One of the great benefits of most concrete densifier products is the ease of application. With most concrete densifiers, that starts with the fact that you have a permanent, single application process – hardens, helps cure, and seals in a single application.
As with most concrete chemicals and products, proper surface preparation is critical; ensuring your surface is clean, sound, free of all dirt, grease, foreign matter or previous coatings is critical in allowing the densifier to penetrate. Use a V.O.C. compliant, emulsifiable, non-etching solvent, cleaner and degreaser. Completely rinse away all residue and allow to dry completely for proper penetration of your densifier.
Spray applied, broom or squeegee applied, or using a swing or riding scrubber are all optimal methods based on your specific project needs, site conditions and environmental variables.
Most densifiers will call for keeping the surface saturated, applying product to refusal. Again, consult your manufacturer’s recommended instructions with regards to application, coverage rates, and compliance.
The use of concrete densifiers is more than just the latest trend in concrete chemicals. A solution capable of increasing the compressive strength of concrete, while adding abrasion and stain resistance, eliminating efflorescence and dustproofing your surface. Not to mention its ability to seal, acting as a moisture barrier, and increasing the longevity of nearly any concrete surface, from freshly poured to decades-old concrete, and to do all of this in a labor-efficient, cost-effective manner.
No doubt, concrete densifiers have changed the way we look at finishing polished concrete. When it comes to concrete densifiers, when properly applied, the ability to greatly increase hardness and double your surface strength – right where you need it the most – simply cannot be overlooked, whether you have a large industrial warehouse, retail showroom, or a residential garage.

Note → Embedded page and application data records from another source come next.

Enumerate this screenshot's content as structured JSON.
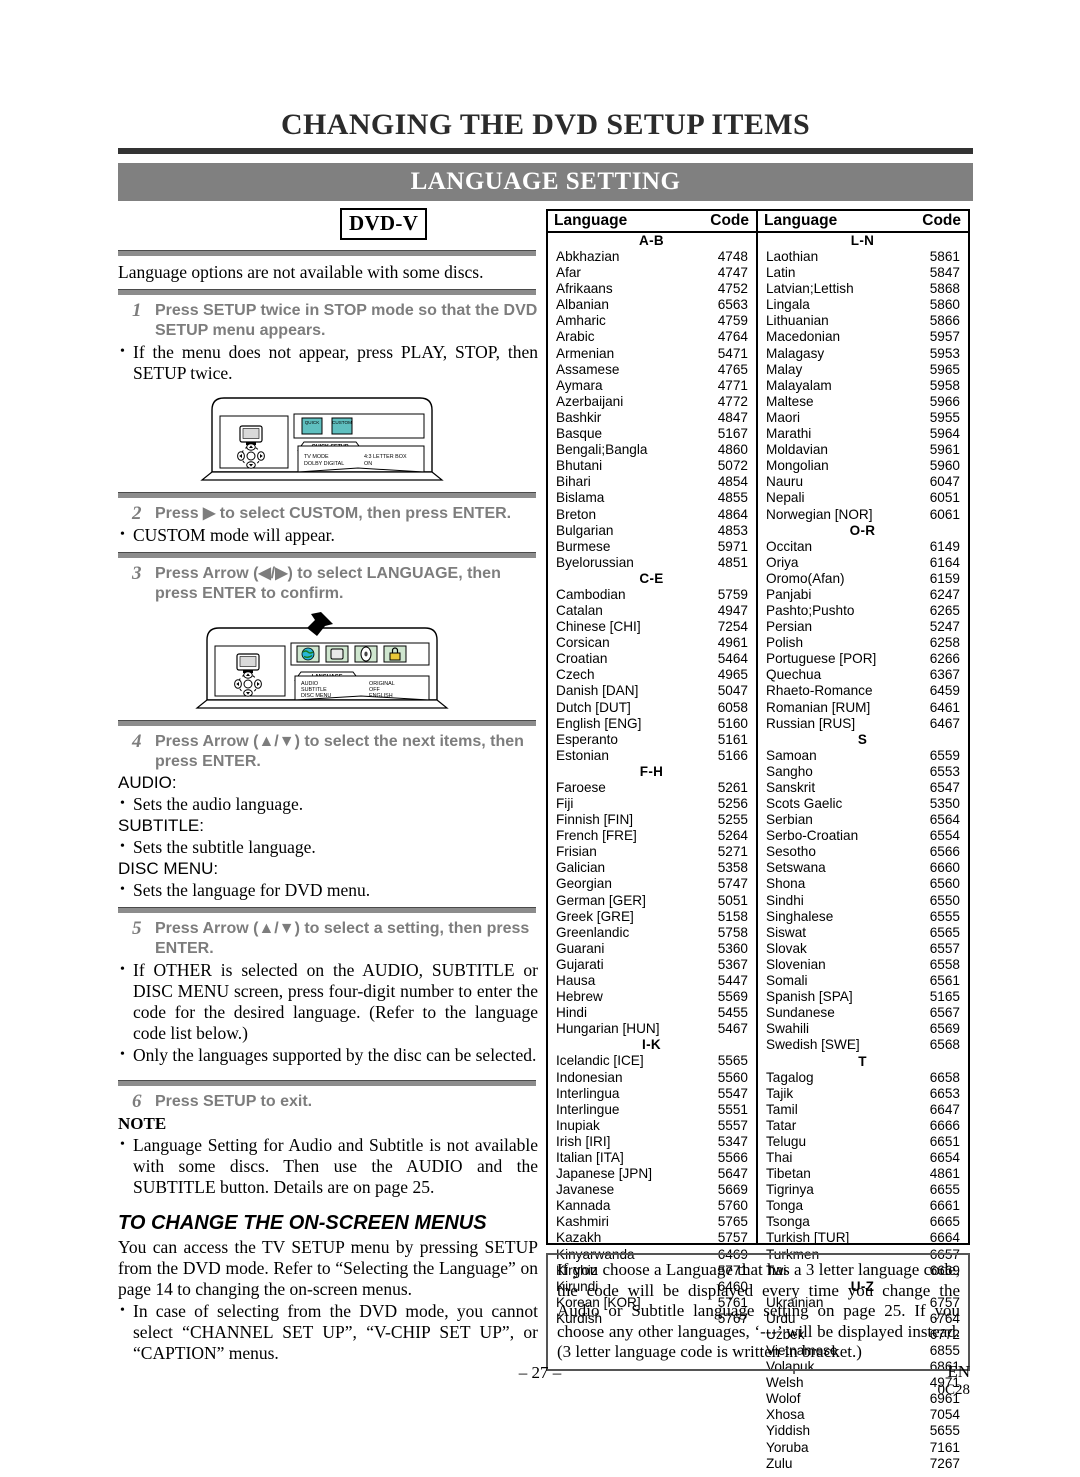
{
  "header": {
    "title": "CHANGING THE DVD SETUP ITEMS",
    "banner": "LANGUAGE SETTING"
  },
  "badge": {
    "label": "DVD-V"
  },
  "intro": "Language options are not available with some discs.",
  "steps": {
    "step1": {
      "num": "1",
      "text": "Press SETUP twice in STOP mode so that the DVD SETUP menu appears."
    },
    "step1_bullet": "If the menu does not appear, press PLAY, STOP, then SETUP twice.",
    "step2": {
      "num": "2",
      "text": "Press ▶ to select CUSTOM, then press ENTER."
    },
    "step2_bullet": "CUSTOM mode will appear.",
    "step3": {
      "num": "3",
      "text": "Press Arrow (◀/▶) to select LANGUAGE, then press ENTER to confirm."
    },
    "step4": {
      "num": "4",
      "text": "Press Arrow (▲/▼) to select the next items, then press ENTER."
    },
    "step5": {
      "num": "5",
      "text": "Press Arrow (▲/▼) to select a setting, then press ENTER."
    },
    "step5_bullet1": "If OTHER is selected on the AUDIO, SUBTITLE or DISC MENU screen, press four-digit number to enter the code for the desired language. (Refer to the language code list below.)",
    "step5_bullet2": "Only the languages supported by the disc can be selected.",
    "step6": {
      "num": "6",
      "text": "Press SETUP to exit."
    }
  },
  "items": {
    "audio_label": "AUDIO:",
    "audio_desc": "Sets the audio language.",
    "subtitle_label": "SUBTITLE:",
    "subtitle_desc": "Sets the subtitle language.",
    "discmenu_label": "DISC MENU:",
    "discmenu_desc": "Sets the language for DVD menu."
  },
  "note": {
    "heading": "NOTE",
    "text": "Language Setting for Audio and Subtitle is not available with some discs. Then use the AUDIO and the SUBTITLE button. Details are on page 25."
  },
  "onscreen": {
    "heading": "TO CHANGE THE ON-SCREEN MENUS",
    "paragraph": "You can access the TV SETUP menu by pressing SETUP from the DVD mode. Refer to “Selecting the Language” on page 14 to changing the on-screen menus.",
    "bullet": "In case of selecting from the DVD mode, you cannot select “CHANNEL SET UP”, “V-CHIP SET UP”, or “CAPTION” menus."
  },
  "diagram1": {
    "tab_label": "QUICK SETUP",
    "icon1": "QUICK",
    "icon2": "CUSTOM",
    "row1_label": "TV MODE",
    "row1_value": "4:3 LETTER BOX",
    "row2_label": "DOLBY DIGITAL",
    "row2_value": "ON"
  },
  "diagram2": {
    "tab_label": "LANGUAGE",
    "row1_label": "AUDIO",
    "row1_value": "ORIGINAL",
    "row2_label": "SUBTITLE",
    "row2_value": "OFF",
    "row3_label": "DISC MENU",
    "row3_value": "ENGLISH"
  },
  "table": {
    "col_language": "Language",
    "col_code": "Code",
    "left_groups": [
      {
        "group": "A-B",
        "rows": [
          [
            "Abkhazian",
            "4748"
          ],
          [
            "Afar",
            "4747"
          ],
          [
            "Afrikaans",
            "4752"
          ],
          [
            "Albanian",
            "6563"
          ],
          [
            "Amharic",
            "4759"
          ],
          [
            "Arabic",
            "4764"
          ],
          [
            "Armenian",
            "5471"
          ],
          [
            "Assamese",
            "4765"
          ],
          [
            "Aymara",
            "4771"
          ],
          [
            "Azerbaijani",
            "4772"
          ],
          [
            "Bashkir",
            "4847"
          ],
          [
            "Basque",
            "5167"
          ],
          [
            "Bengali;Bangla",
            "4860"
          ],
          [
            "Bhutani",
            "5072"
          ],
          [
            "Bihari",
            "4854"
          ],
          [
            "Bislama",
            "4855"
          ],
          [
            "Breton",
            "4864"
          ],
          [
            "Bulgarian",
            "4853"
          ],
          [
            "Burmese",
            "5971"
          ],
          [
            "Byelorussian",
            "4851"
          ]
        ]
      },
      {
        "group": "C-E",
        "rows": [
          [
            "Cambodian",
            "5759"
          ],
          [
            "Catalan",
            "4947"
          ],
          [
            "Chinese [CHI]",
            "7254"
          ],
          [
            "Corsican",
            "4961"
          ],
          [
            "Croatian",
            "5464"
          ],
          [
            "Czech",
            "4965"
          ],
          [
            "Danish [DAN]",
            "5047"
          ],
          [
            "Dutch [DUT]",
            "6058"
          ],
          [
            "English [ENG]",
            "5160"
          ],
          [
            "Esperanto",
            "5161"
          ],
          [
            "Estonian",
            "5166"
          ]
        ]
      },
      {
        "group": "F-H",
        "rows": [
          [
            "Faroese",
            "5261"
          ],
          [
            "Fiji",
            "5256"
          ],
          [
            "Finnish [FIN]",
            "5255"
          ],
          [
            "French [FRE]",
            "5264"
          ],
          [
            "Frisian",
            "5271"
          ],
          [
            "Galician",
            "5358"
          ],
          [
            "Georgian",
            "5747"
          ],
          [
            "German [GER]",
            "5051"
          ],
          [
            "Greek [GRE]",
            "5158"
          ],
          [
            "Greenlandic",
            "5758"
          ],
          [
            "Guarani",
            "5360"
          ],
          [
            "Gujarati",
            "5367"
          ],
          [
            "Hausa",
            "5447"
          ],
          [
            "Hebrew",
            "5569"
          ],
          [
            "Hindi",
            "5455"
          ],
          [
            "Hungarian [HUN]",
            "5467"
          ]
        ]
      },
      {
        "group": "I-K",
        "rows": [
          [
            "Icelandic [ICE]",
            "5565"
          ],
          [
            "Indonesian",
            "5560"
          ],
          [
            "Interlingua",
            "5547"
          ],
          [
            "Interlingue",
            "5551"
          ],
          [
            "Inupiak",
            "5557"
          ],
          [
            "Irish [IRI]",
            "5347"
          ],
          [
            "Italian [ITA]",
            "5566"
          ],
          [
            "Japanese [JPN]",
            "5647"
          ],
          [
            "Javanese",
            "5669"
          ],
          [
            "Kannada",
            "5760"
          ],
          [
            "Kashmiri",
            "5765"
          ],
          [
            "Kazakh",
            "5757"
          ],
          [
            "Kinyarwanda",
            "6469"
          ],
          [
            "Kirghiz",
            "5771"
          ],
          [
            "Kirundi",
            "6460"
          ],
          [
            "Korean [KOR]",
            "5761"
          ],
          [
            "Kurdish",
            "5767"
          ]
        ]
      }
    ],
    "right_groups": [
      {
        "group": "L-N",
        "rows": [
          [
            "Laothian",
            "5861"
          ],
          [
            "Latin",
            "5847"
          ],
          [
            "Latvian;Lettish",
            "5868"
          ],
          [
            "Lingala",
            "5860"
          ],
          [
            "Lithuanian",
            "5866"
          ],
          [
            "Macedonian",
            "5957"
          ],
          [
            "Malagasy",
            "5953"
          ],
          [
            "Malay",
            "5965"
          ],
          [
            "Malayalam",
            "5958"
          ],
          [
            "Maltese",
            "5966"
          ],
          [
            "Maori",
            "5955"
          ],
          [
            "Marathi",
            "5964"
          ],
          [
            "Moldavian",
            "5961"
          ],
          [
            "Mongolian",
            "5960"
          ],
          [
            "Nauru",
            "6047"
          ],
          [
            "Nepali",
            "6051"
          ],
          [
            "Norwegian [NOR]",
            "6061"
          ]
        ]
      },
      {
        "group": "O-R",
        "rows": [
          [
            "Occitan",
            "6149"
          ],
          [
            "Oriya",
            "6164"
          ],
          [
            "Oromo(Afan)",
            "6159"
          ],
          [
            "Panjabi",
            "6247"
          ],
          [
            "Pashto;Pushto",
            "6265"
          ],
          [
            "Persian",
            "5247"
          ],
          [
            "Polish",
            "6258"
          ],
          [
            "Portuguese [POR]",
            "6266"
          ],
          [
            "Quechua",
            "6367"
          ],
          [
            "Rhaeto-Romance",
            "6459"
          ],
          [
            "Romanian [RUM]",
            "6461"
          ],
          [
            "Russian [RUS]",
            "6467"
          ]
        ]
      },
      {
        "group": "S",
        "rows": [
          [
            "Samoan",
            "6559"
          ],
          [
            "Sangho",
            "6553"
          ],
          [
            "Sanskrit",
            "6547"
          ],
          [
            "Scots Gaelic",
            "5350"
          ],
          [
            "Serbian",
            "6564"
          ],
          [
            "Serbo-Croatian",
            "6554"
          ],
          [
            "Sesotho",
            "6566"
          ],
          [
            "Setswana",
            "6660"
          ],
          [
            "Shona",
            "6560"
          ],
          [
            "Sindhi",
            "6550"
          ],
          [
            "Singhalese",
            "6555"
          ],
          [
            "Siswat",
            "6565"
          ],
          [
            "Slovak",
            "6557"
          ],
          [
            "Slovenian",
            "6558"
          ],
          [
            "Somali",
            "6561"
          ],
          [
            "Spanish [SPA]",
            "5165"
          ],
          [
            "Sundanese",
            "6567"
          ],
          [
            "Swahili",
            "6569"
          ],
          [
            "Swedish [SWE]",
            "6568"
          ]
        ]
      },
      {
        "group": "T",
        "rows": [
          [
            "Tagalog",
            "6658"
          ],
          [
            "Tajik",
            "6653"
          ],
          [
            "Tamil",
            "6647"
          ],
          [
            "Tatar",
            "6666"
          ],
          [
            "Telugu",
            "6651"
          ],
          [
            "Thai",
            "6654"
          ],
          [
            "Tibetan",
            "4861"
          ],
          [
            "Tigrinya",
            "6655"
          ],
          [
            "Tonga",
            "6661"
          ],
          [
            "Tsonga",
            "6665"
          ],
          [
            "Turkish [TUR]",
            "6664"
          ],
          [
            "Turkmen",
            "6657"
          ],
          [
            "Twi",
            "6669"
          ]
        ]
      },
      {
        "group": "U-Z",
        "rows": [
          [
            "Ukrainian",
            "6757"
          ],
          [
            "Urdu",
            "6764"
          ],
          [
            "Uzbek",
            "6772"
          ],
          [
            "Vietnamese",
            "6855"
          ],
          [
            "Volapuk",
            "6861"
          ],
          [
            "Welsh",
            "4971"
          ],
          [
            "Wolof",
            "6961"
          ],
          [
            "Xhosa",
            "7054"
          ],
          [
            "Yiddish",
            "5655"
          ],
          [
            "Yoruba",
            "7161"
          ],
          [
            "Zulu",
            "7267"
          ]
        ]
      }
    ]
  },
  "bottom_note": "If you choose a Language that has a 3 letter language code, the code will be displayed every time you change the Audio or Subtitle language setting on page 25. If you choose any other languages, ‘---’ will be displayed instead. (3 letter language code is written in bracket.)",
  "footer": {
    "page": "– 27 –",
    "region": "EN",
    "doc_code": "0C28"
  }
}
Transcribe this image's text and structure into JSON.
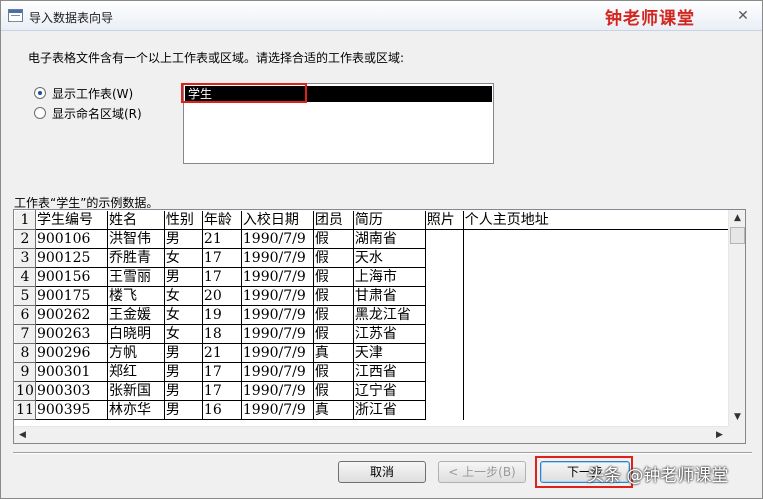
{
  "window": {
    "title": "导入数据表向导",
    "watermark": "钟老师课堂",
    "close_glyph": "✕"
  },
  "instruction": "电子表格文件含有一个以上工作表或区域。请选择合适的工作表或区域:",
  "options": {
    "show_sheets": "显示工作表(W)",
    "show_named_ranges": "显示命名区域(R)",
    "selected": "show_sheets"
  },
  "sheet_list": {
    "items": [
      "学生"
    ],
    "selected": "学生"
  },
  "sample_caption": "工作表“学生”的示例数据。",
  "grid": {
    "row_numbers": [
      "1",
      "2",
      "3",
      "4",
      "5",
      "6",
      "7",
      "8",
      "9",
      "10",
      "11"
    ],
    "rows": [
      [
        "学生编号",
        "姓名",
        "性别",
        "年龄",
        "入校日期",
        "团员",
        "简历",
        "照片",
        "个人主页地址"
      ],
      [
        "900106",
        "洪智伟",
        "男",
        "21",
        "1990/7/9",
        "假",
        "湖南省",
        "",
        ""
      ],
      [
        "900125",
        "乔胜青",
        "女",
        "17",
        "1990/7/9",
        "假",
        "天水",
        "",
        ""
      ],
      [
        "900156",
        "王雪丽",
        "男",
        "17",
        "1990/7/9",
        "假",
        "上海市",
        "",
        ""
      ],
      [
        "900175",
        "楼飞",
        "女",
        "20",
        "1990/7/9",
        "假",
        "甘肃省",
        "",
        ""
      ],
      [
        "900262",
        "王金媛",
        "女",
        "19",
        "1990/7/9",
        "假",
        "黑龙江省",
        "",
        ""
      ],
      [
        "900263",
        "白晓明",
        "女",
        "18",
        "1990/7/9",
        "假",
        "江苏省",
        "",
        ""
      ],
      [
        "900296",
        "方帆",
        "男",
        "21",
        "1990/7/9",
        "真",
        "天津",
        "",
        ""
      ],
      [
        "900301",
        "郑红",
        "男",
        "17",
        "1990/7/9",
        "假",
        "江西省",
        "",
        ""
      ],
      [
        "900303",
        "张新国",
        "男",
        "17",
        "1990/7/9",
        "假",
        "辽宁省",
        "",
        ""
      ],
      [
        "900395",
        "林亦华",
        "男",
        "16",
        "1990/7/9",
        "真",
        "浙江省",
        "",
        ""
      ]
    ]
  },
  "buttons": {
    "cancel": "取消",
    "back": "< 上一步(B)",
    "next": "下一步"
  },
  "overlay_watermark": "头条 @钟老师课堂",
  "icons": {
    "scroll_up": "▲",
    "scroll_down": "▼",
    "scroll_left": "◀",
    "scroll_right": "▶"
  },
  "colors": {
    "highlight": "#e0201b",
    "watermark": "#d3261f"
  }
}
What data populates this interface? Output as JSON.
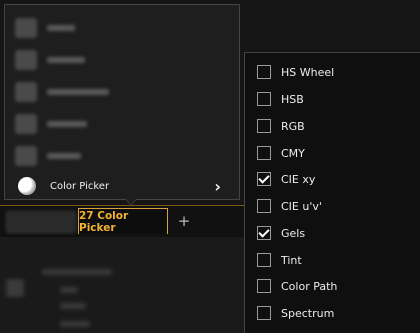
{
  "left_menu": {
    "items": [
      {
        "label": "",
        "blurred": true,
        "text_width": 28
      },
      {
        "label": "",
        "blurred": true,
        "text_width": 38
      },
      {
        "label": "",
        "blurred": true,
        "text_width": 62
      },
      {
        "label": "",
        "blurred": true,
        "text_width": 40
      },
      {
        "label": "",
        "blurred": true,
        "text_width": 34
      }
    ],
    "active_item": {
      "label": "Color Picker",
      "icon": "color-picker-icon",
      "chevron": "›"
    }
  },
  "tab_bar": {
    "active_tab_label": "27 Color Picker",
    "add_tab": "+"
  },
  "submenu": {
    "items": [
      {
        "label": "HS Wheel",
        "checked": false
      },
      {
        "label": "HSB",
        "checked": false
      },
      {
        "label": "RGB",
        "checked": false
      },
      {
        "label": "CMY",
        "checked": false
      },
      {
        "label": "CIE xy",
        "checked": true
      },
      {
        "label": "CIE u'v'",
        "checked": false
      },
      {
        "label": "Gels",
        "checked": true
      },
      {
        "label": "Tint",
        "checked": false
      },
      {
        "label": "Color Path",
        "checked": false
      },
      {
        "label": "Spectrum",
        "checked": false
      }
    ]
  },
  "colors": {
    "accent": "#f2b234",
    "checkmark": "#ffffff"
  }
}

Ed. Note: Michael LeMark, CDT, CCPR is the executive vice president at SpecChem. He can be reached at email@example.com
This article was originally published on July 31, 2017.